Dataset extract:
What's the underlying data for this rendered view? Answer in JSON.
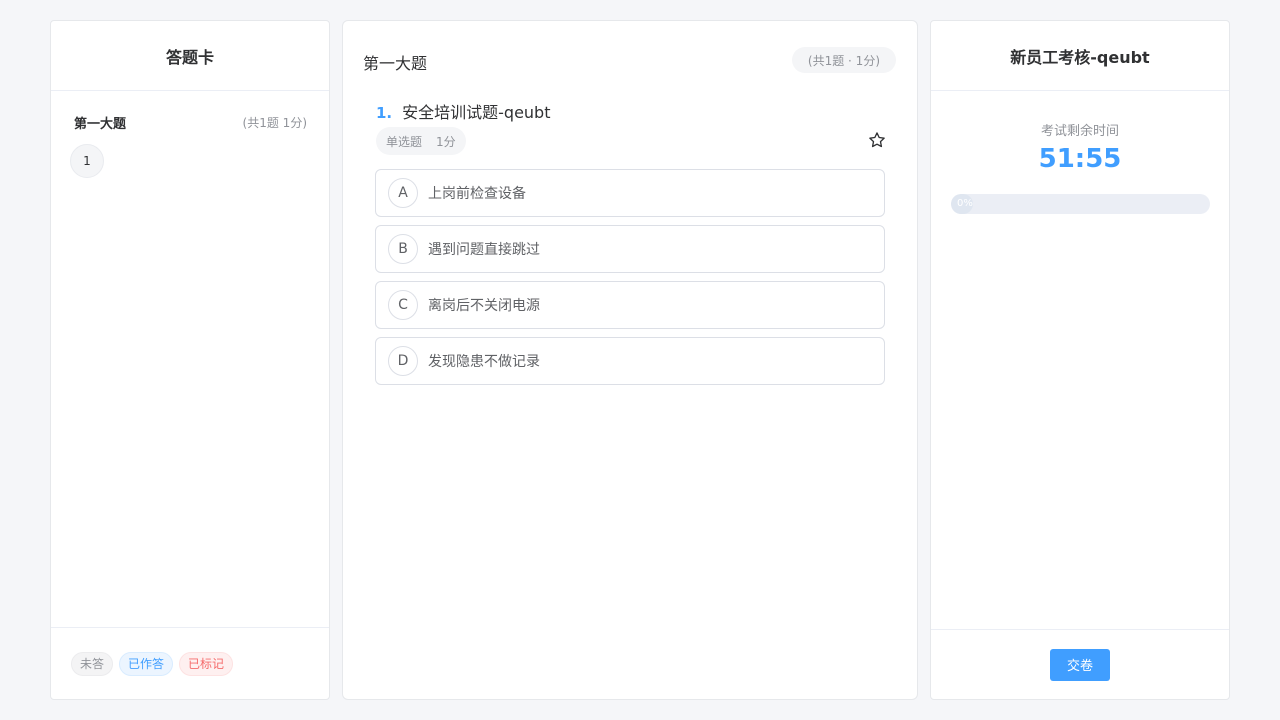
{
  "answer_card": {
    "title": "答题卡",
    "section_title": "第一大题",
    "section_meta": "(共1题 1分)",
    "question_numbers": [
      "1"
    ],
    "legend": {
      "unanswered": "未答",
      "answered": "已作答",
      "marked": "已标记"
    }
  },
  "main": {
    "section_title": "第一大题",
    "section_meta": "(共1题 · 1分)",
    "question": {
      "number": "1.",
      "text": "安全培训试题-qeubt",
      "type": "单选题",
      "score": "1分",
      "star_icon": "star-outline-icon",
      "options": [
        {
          "letter": "A",
          "text": "上岗前检查设备"
        },
        {
          "letter": "B",
          "text": "遇到问题直接跳过"
        },
        {
          "letter": "C",
          "text": "离岗后不关闭电源"
        },
        {
          "letter": "D",
          "text": "发现隐患不做记录"
        }
      ]
    }
  },
  "exam": {
    "title": "新员工考核-qeubt",
    "time_label": "考试剩余时间",
    "time_remaining": "51:55",
    "progress_percent": 0,
    "progress_text": "0%",
    "submit_label": "交卷"
  },
  "colors": {
    "accent": "#409eff",
    "background": "#f5f6f9",
    "marked": "#f56c6c"
  }
}
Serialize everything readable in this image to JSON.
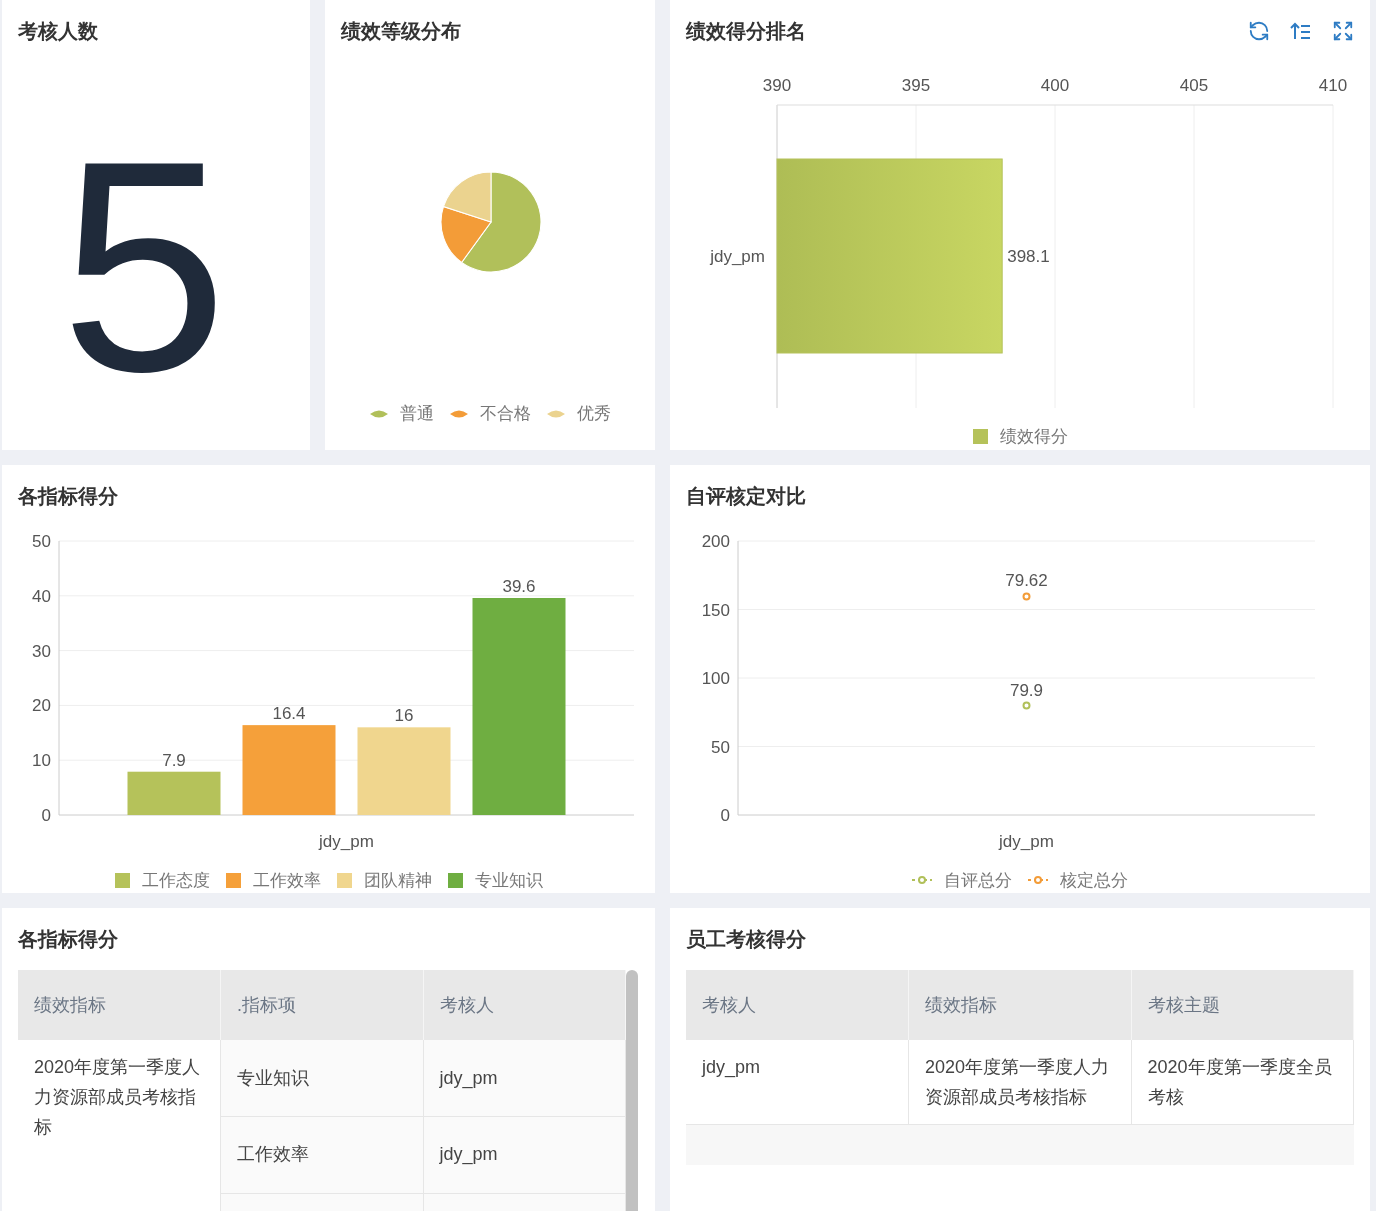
{
  "headcount": {
    "title": "考核人数",
    "value": "5"
  },
  "grade_distribution": {
    "title": "绩效等级分布",
    "legend": [
      {
        "label": "普通",
        "color": "#b1c05a"
      },
      {
        "label": "不合格",
        "color": "#f39c38"
      },
      {
        "label": "优秀",
        "color": "#ebd38f"
      }
    ]
  },
  "score_ranking": {
    "title": "绩效得分排名",
    "chart_data": {
      "type": "bar",
      "orientation": "horizontal",
      "categories": [
        "jdy_pm"
      ],
      "series": [
        {
          "name": "绩效得分",
          "color": "#b5c25a",
          "values": [
            398.1
          ]
        }
      ],
      "xlim": [
        390,
        410
      ],
      "xticks": [
        390,
        395,
        400,
        405,
        410
      ],
      "grid": true,
      "data_labels": true
    }
  },
  "indicator_scores": {
    "title": "各指标得分",
    "chart_data": {
      "type": "bar",
      "categories": [
        "jdy_pm"
      ],
      "series": [
        {
          "name": "工作态度",
          "color": "#b5c25a",
          "values": [
            7.9
          ]
        },
        {
          "name": "工作效率",
          "color": "#f5a03a",
          "values": [
            16.4
          ]
        },
        {
          "name": "团队精神",
          "color": "#f0d68e",
          "values": [
            16
          ]
        },
        {
          "name": "专业知识",
          "color": "#6fae41",
          "values": [
            39.6
          ]
        }
      ],
      "ylim": [
        0,
        50
      ],
      "yticks": [
        0,
        10,
        20,
        30,
        40,
        50
      ],
      "grid": true,
      "data_labels": true
    }
  },
  "self_vs_final": {
    "title": "自评核定对比",
    "chart_data": {
      "type": "line",
      "categories": [
        "jdy_pm"
      ],
      "series": [
        {
          "name": "自评总分",
          "color": "#b1c05a",
          "marker": true,
          "values": [
            79.9
          ]
        },
        {
          "name": "核定总分",
          "color": "#f39c38",
          "marker": true,
          "values": [
            159.5
          ]
        }
      ],
      "ylim": [
        0,
        200
      ],
      "yticks": [
        0,
        50,
        100,
        150,
        200
      ],
      "grid": true,
      "value_labels": [
        [
          "79.9"
        ],
        [
          "79.62"
        ]
      ]
    }
  },
  "indicator_table": {
    "title": "各指标得分",
    "columns": [
      "绩效指标",
      ".指标项",
      "考核人"
    ],
    "groups": [
      {
        "indicator": "2020年度第一季度人力资源部成员考核指标",
        "rows": [
          {
            "item": "专业知识",
            "person": "jdy_pm"
          },
          {
            "item": "工作效率",
            "person": "jdy_pm"
          }
        ]
      }
    ]
  },
  "employee_table": {
    "title": "员工考核得分",
    "columns": [
      "考核人",
      "绩效指标",
      "考核主题"
    ],
    "rows": [
      [
        "jdy_pm",
        "2020年度第一季度人力资源部成员考核指标",
        "2020年度第一季度全员考核"
      ]
    ]
  }
}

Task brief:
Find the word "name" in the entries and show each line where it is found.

Answer to this problem:
          "name": "绩效得分",
          "name": "工作态度",
          "name": "工作效率",
          "name": "团队精神",
          "name": "专业知识",
          "name": "自评总分",
          "name": "核定总分",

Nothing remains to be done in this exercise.